Q&A with Warren Pickett, Content Director, ad:tech Expositions
For anyone playing in the digital advertising/marketing space, ad:tech is considered to be the end-all be-all of digital marketing and networking conferences. Brands, agencies and publishes of all sizes vie for the coveted (and somewhat limited) speaking slots each year. We recently sat down with the conference’s Content Director, Warren Pickett, to find out what makes the conference tick and what they’ll be looking for in successful speaking submissions this year. With this year’s ad:tech New York speaking proposal deadline literally around the corner (Friday, June 29), here’s some insight into how YOU can make an impression on Warren this year.
B+G: What are the key elements you look for in a good speaking proposal?
WP: We look for structured content, including brand-specific case studies, best practices and tactics, industry research and trends, to educate the audience.
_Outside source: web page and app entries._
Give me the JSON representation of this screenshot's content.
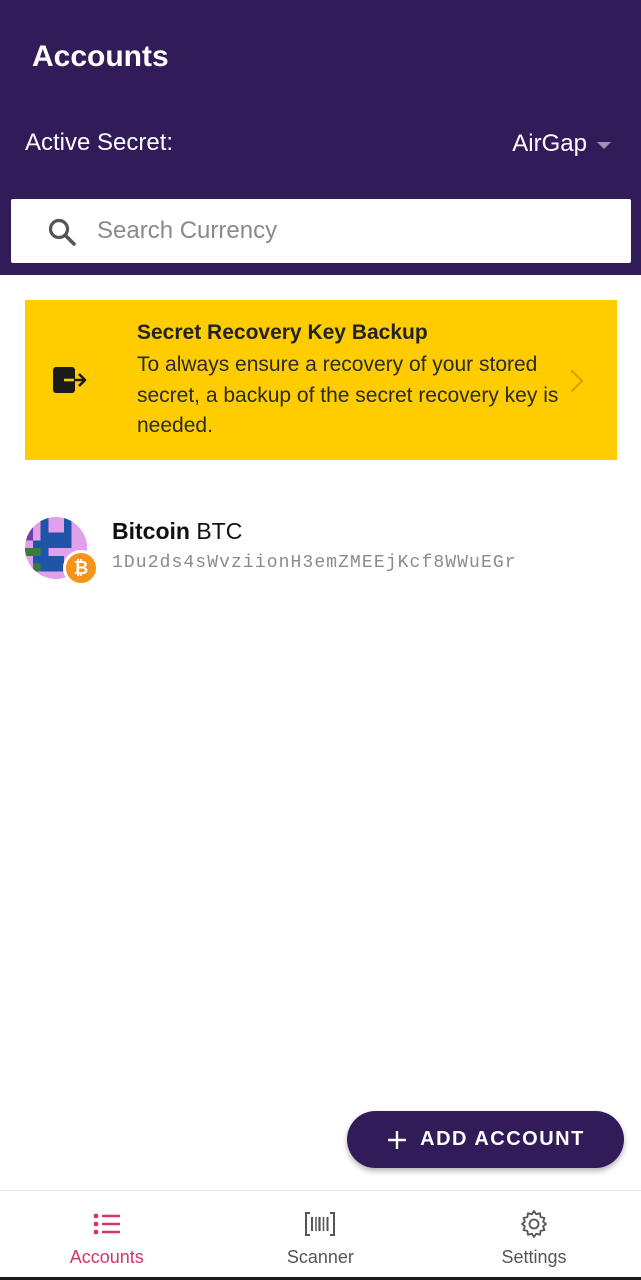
{
  "header": {
    "title": "Accounts",
    "active_secret_label": "Active Secret:",
    "active_secret_value": "AirGap"
  },
  "search": {
    "placeholder": "Search Currency",
    "value": ""
  },
  "banner": {
    "title": "Secret Recovery Key Backup",
    "text": "To always ensure a recovery of your stored secret, a backup of the secret recovery key is needed."
  },
  "accounts": [
    {
      "name": "Bitcoin",
      "symbol": "BTC",
      "address": "1Du2ds4sWvziionH3emZMEEjKcf8WWuEGr",
      "badge_glyph": "₿"
    }
  ],
  "add_account": {
    "label": "ADD ACCOUNT"
  },
  "tabs": [
    {
      "label": "Accounts",
      "icon": "list-icon",
      "active": true
    },
    {
      "label": "Scanner",
      "icon": "barcode-icon",
      "active": false
    },
    {
      "label": "Settings",
      "icon": "gear-icon",
      "active": false
    }
  ],
  "colors": {
    "header_bg": "#311b58",
    "banner_bg": "#ffcc00",
    "accent": "#d6336c",
    "btc_orange": "#f7931a"
  }
}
Recent or exclusive content stands out, as well as practical advice that marketers can take back to the office, are all key additions to a good speaking proposal.
B+G: Are you looking primarily for stand-alone speakers or for panelists?
WP: The ad:tech conference has evolved from almost exclusively including panels within the conference to most sessions involving a series of three to four individual presentations. Whereas brands, and even agencies, often speak solo during the sessions, we encourage solution/technology providers and publishers to identify a brand client to co-present and share their experiences with the audience.
B+G: Which trends have you seen develop at ad:tech over the last 2 years?
WP: As the digital landscape continues to fragment, the marketer’s job is more and more challenging. We’ve seen interest in channels, such as search, mobile, and social, grow from being nascent to core topics, and an increasing interest in integrated and cross-channel marketing, performance marketing, and analytics and attribution.
B+G: How should brands go about engaging the ad:tech community?
WP: We realize each brand has its own comfort level when it comes to sharing details about their efforts, and we encourage brands to present their best practices and lessons learned to help the other marketers in the audience. Speaking at the conference is a great way to be seen as a thought leader in the marketplace. When possible, we like to include examples and findings that can be exclusive to the ad:tech audience of brands, agencies, publishers, VCs and technology providers. Because marketers fight for consumer attention against a fragmented device and media landscape, it’s vital that the industry stay on top of trends. Brands can help the ad:tech community understand what’s vital now and what’s coming next.
B+G: Are there any particular present or past submissions that stood out to you and why?
WP: We’ve been fortunate to attract some really quality brand speakers to present at ad:tech. Often, one brand speaking at the event will lead to another brand or partner speaking at a future event. While it’s hard to pinpoint a particular submission, we look for the best opportunities to highlight creative, innovative ways to drive the digital marketing industry forward.
B+G: Does having a sponsorship presence at the conference in any way influence speaking proposal acceptance?
WP: The ad:tech conference strives to focus on educating the industry. As such, sponsorships do not influence our decision-making process for selecting conference speakers. Sponsors can pay to speak at ad:tech, but these opportunities are clearly identified for the audience as sponsored and are not selected by the ad:tech content team. Conference speakers do not pay to speak at ad:tech and are selected according to their speaking and content experience.
For more information on upcoming ad:tech conferences, please visit http://www.ad-tech.com/ and check out the schedule and locations below. Cheers and happy submitting!
Interviewed by David Racusin